• Problem:
The expected output is the data itself, duplicated in full.
***
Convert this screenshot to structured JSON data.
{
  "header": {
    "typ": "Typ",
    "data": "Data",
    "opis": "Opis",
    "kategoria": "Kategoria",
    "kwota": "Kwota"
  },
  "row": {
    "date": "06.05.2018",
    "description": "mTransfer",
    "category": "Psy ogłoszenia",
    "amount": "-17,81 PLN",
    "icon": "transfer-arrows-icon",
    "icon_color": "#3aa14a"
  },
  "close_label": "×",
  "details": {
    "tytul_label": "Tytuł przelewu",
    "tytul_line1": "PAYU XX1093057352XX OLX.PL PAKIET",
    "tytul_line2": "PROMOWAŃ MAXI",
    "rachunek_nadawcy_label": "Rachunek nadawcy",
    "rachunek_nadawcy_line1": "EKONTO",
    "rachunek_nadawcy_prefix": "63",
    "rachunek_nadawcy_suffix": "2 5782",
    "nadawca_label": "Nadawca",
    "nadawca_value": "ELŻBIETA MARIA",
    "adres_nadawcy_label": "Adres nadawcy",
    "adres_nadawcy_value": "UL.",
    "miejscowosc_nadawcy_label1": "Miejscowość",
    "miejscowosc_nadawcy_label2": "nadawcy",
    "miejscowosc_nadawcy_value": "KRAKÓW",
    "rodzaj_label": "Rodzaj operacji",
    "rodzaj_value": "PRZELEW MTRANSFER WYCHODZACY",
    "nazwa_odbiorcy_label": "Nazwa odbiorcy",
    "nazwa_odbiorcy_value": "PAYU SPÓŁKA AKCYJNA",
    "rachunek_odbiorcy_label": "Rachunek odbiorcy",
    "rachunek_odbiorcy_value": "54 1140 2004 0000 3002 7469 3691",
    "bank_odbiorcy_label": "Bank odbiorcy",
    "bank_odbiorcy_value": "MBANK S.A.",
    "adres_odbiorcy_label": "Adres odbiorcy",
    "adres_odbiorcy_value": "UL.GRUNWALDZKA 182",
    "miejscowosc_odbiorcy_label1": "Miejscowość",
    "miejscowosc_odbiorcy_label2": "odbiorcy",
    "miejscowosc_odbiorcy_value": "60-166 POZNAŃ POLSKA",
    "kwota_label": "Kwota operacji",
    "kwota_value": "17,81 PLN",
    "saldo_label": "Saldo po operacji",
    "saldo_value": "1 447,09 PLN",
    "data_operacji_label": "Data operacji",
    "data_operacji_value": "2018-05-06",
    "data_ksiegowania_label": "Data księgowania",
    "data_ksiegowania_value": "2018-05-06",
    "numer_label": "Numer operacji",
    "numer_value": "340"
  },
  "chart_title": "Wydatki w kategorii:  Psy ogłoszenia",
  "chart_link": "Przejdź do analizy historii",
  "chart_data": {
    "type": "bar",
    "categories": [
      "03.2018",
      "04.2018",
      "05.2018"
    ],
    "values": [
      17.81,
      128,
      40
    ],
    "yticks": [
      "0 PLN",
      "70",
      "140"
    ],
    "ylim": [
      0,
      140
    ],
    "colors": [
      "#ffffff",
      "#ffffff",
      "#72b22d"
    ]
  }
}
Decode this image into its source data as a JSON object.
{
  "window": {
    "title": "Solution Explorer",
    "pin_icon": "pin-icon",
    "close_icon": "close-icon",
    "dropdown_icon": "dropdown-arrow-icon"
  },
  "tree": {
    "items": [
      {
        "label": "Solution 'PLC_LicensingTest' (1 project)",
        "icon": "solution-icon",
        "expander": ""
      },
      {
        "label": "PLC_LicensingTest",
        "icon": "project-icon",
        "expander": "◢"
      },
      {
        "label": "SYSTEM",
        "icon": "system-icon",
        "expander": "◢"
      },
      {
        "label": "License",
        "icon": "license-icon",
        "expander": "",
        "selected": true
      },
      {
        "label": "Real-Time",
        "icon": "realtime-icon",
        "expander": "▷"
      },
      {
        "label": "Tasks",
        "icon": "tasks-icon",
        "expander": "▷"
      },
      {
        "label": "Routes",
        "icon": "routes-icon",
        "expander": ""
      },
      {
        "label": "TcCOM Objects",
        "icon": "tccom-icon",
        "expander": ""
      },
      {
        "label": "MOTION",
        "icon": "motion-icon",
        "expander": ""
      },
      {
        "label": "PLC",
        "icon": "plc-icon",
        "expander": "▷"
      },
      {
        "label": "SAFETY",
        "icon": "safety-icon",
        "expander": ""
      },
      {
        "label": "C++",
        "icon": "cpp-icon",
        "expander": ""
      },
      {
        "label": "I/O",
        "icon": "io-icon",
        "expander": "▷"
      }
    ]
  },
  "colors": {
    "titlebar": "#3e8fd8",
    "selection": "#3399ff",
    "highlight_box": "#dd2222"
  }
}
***
• Your response:
Convert this screenshot to structured JSON data.
{
  "header": {
    "typ": "Typ",
    "data": "Data",
    "opis": "Opis",
    "kategoria": "Kategoria",
    "kwota": "Kwota"
  },
  "row": {
    "date": "06.05.2018",
    "description": "mTransfer",
    "category": "Psy ogłoszenia",
    "amount": "-17,81 PLN",
    "icon": "transfer-arrows-icon",
    "icon_color": "#3aa14a"
  },
  "close_label": "×",
  "details": {
    "tytul_label": "Tytuł przelewu",
    "tytul_line1": "PAYU XX1093057352XX OLX.PL PAKIET",
    "tytul_line2": "PROMOWAŃ MAXI",
    "rachunek_nadawcy_label": "Rachunek nadawcy",
    "rachunek_nadawcy_line1": "EKONTO",
    "rachunek_nadawcy_prefix": "63",
    "rachunek_nadawcy_suffix": "2 5782",
    "nadawca_label": "Nadawca",
    "nadawca_value": "ELŻBIETA MARIA",
    "adres_nadawcy_label": "Adres nadawcy",
    "adres_nadawcy_value": "UL.",
    "miejscowosc_nadawcy_label1": "Miejscowość",
    "miejscowosc_nadawcy_label2": "nadawcy",
    "miejscowosc_nadawcy_value": "KRAKÓW",
    "rodzaj_label": "Rodzaj operacji",
    "rodzaj_value": "PRZELEW MTRANSFER WYCHODZACY",
    "nazwa_odbiorcy_label": "Nazwa odbiorcy",
    "nazwa_odbiorcy_value": "PAYU SPÓŁKA AKCYJNA",
    "rachunek_odbiorcy_label": "Rachunek odbiorcy",
    "rachunek_odbiorcy_value": "54 1140 2004 0000 3002 7469 3691",
    "bank_odbiorcy_label": "Bank odbiorcy",
    "bank_odbiorcy_value": "MBANK S.A.",
    "adres_odbiorcy_label": "Adres odbiorcy",
    "adres_odbiorcy_value": "UL.GRUNWALDZKA 182",
    "miejscowosc_odbiorcy_label1": "Miejscowość",
    "miejscowosc_odbiorcy_label2": "odbiorcy",
    "miejscowosc_odbiorcy_value": "60-166 POZNAŃ POLSKA",
    "kwota_label": "Kwota operacji",
    "kwota_value": "17,81 PLN",
    "saldo_label": "Saldo po operacji",
    "saldo_value": "1 447,09 PLN",
    "data_operacji_label": "Data operacji",
    "data_operacji_value": "2018-05-06",
    "data_ksiegowania_label": "Data księgowania",
    "data_ksiegowania_value": "2018-05-06",
    "numer_label": "Numer operacji",
    "numer_value": "340"
  },
  "chart_title": "Wydatki w kategorii:  Psy ogłoszenia",
  "chart_link": "Przejdź do analizy historii",
  "chart_data": {
    "type": "bar",
    "categories": [
      "03.2018",
      "04.2018",
      "05.2018"
    ],
    "values": [
      17.81,
      128,
      40
    ],
    "yticks": [
      "0 PLN",
      "70",
      "140"
    ],
    "ylim": [
      0,
      140
    ],
    "colors": [
      "#ffffff",
      "#ffffff",
      "#72b22d"
    ]
  }
}
Decode this image into its source data as a JSON object.
{
  "window": {
    "title": "Solution Explorer",
    "pin_icon": "pin-icon",
    "close_icon": "close-icon",
    "dropdown_icon": "dropdown-arrow-icon"
  },
  "tree": {
    "items": [
      {
        "label": "Solution 'PLC_LicensingTest' (1 project)",
        "icon": "solution-icon",
        "expander": ""
      },
      {
        "label": "PLC_LicensingTest",
        "icon": "project-icon",
        "expander": "◢"
      },
      {
        "label": "SYSTEM",
        "icon": "system-icon",
        "expander": "◢"
      },
      {
        "label": "License",
        "icon": "license-icon",
        "expander": "",
        "selected": true
      },
      {
        "label": "Real-Time",
        "icon": "realtime-icon",
        "expander": "▷"
      },
      {
        "label": "Tasks",
        "icon": "tasks-icon",
        "expander": "▷"
      },
      {
        "label": "Routes",
        "icon": "routes-icon",
        "expander": ""
      },
      {
        "label": "TcCOM Objects",
        "icon": "tccom-icon",
        "expander": ""
      },
      {
        "label": "MOTION",
        "icon": "motion-icon",
        "expander": ""
      },
      {
        "label": "PLC",
        "icon": "plc-icon",
        "expander": "▷"
      },
      {
        "label": "SAFETY",
        "icon": "safety-icon",
        "expander": ""
      },
      {
        "label": "C++",
        "icon": "cpp-icon",
        "expander": ""
      },
      {
        "label": "I/O",
        "icon": "io-icon",
        "expander": "▷"
      }
    ]
  },
  "colors": {
    "titlebar": "#3e8fd8",
    "selection": "#3399ff",
    "highlight_box": "#dd2222"
  }
}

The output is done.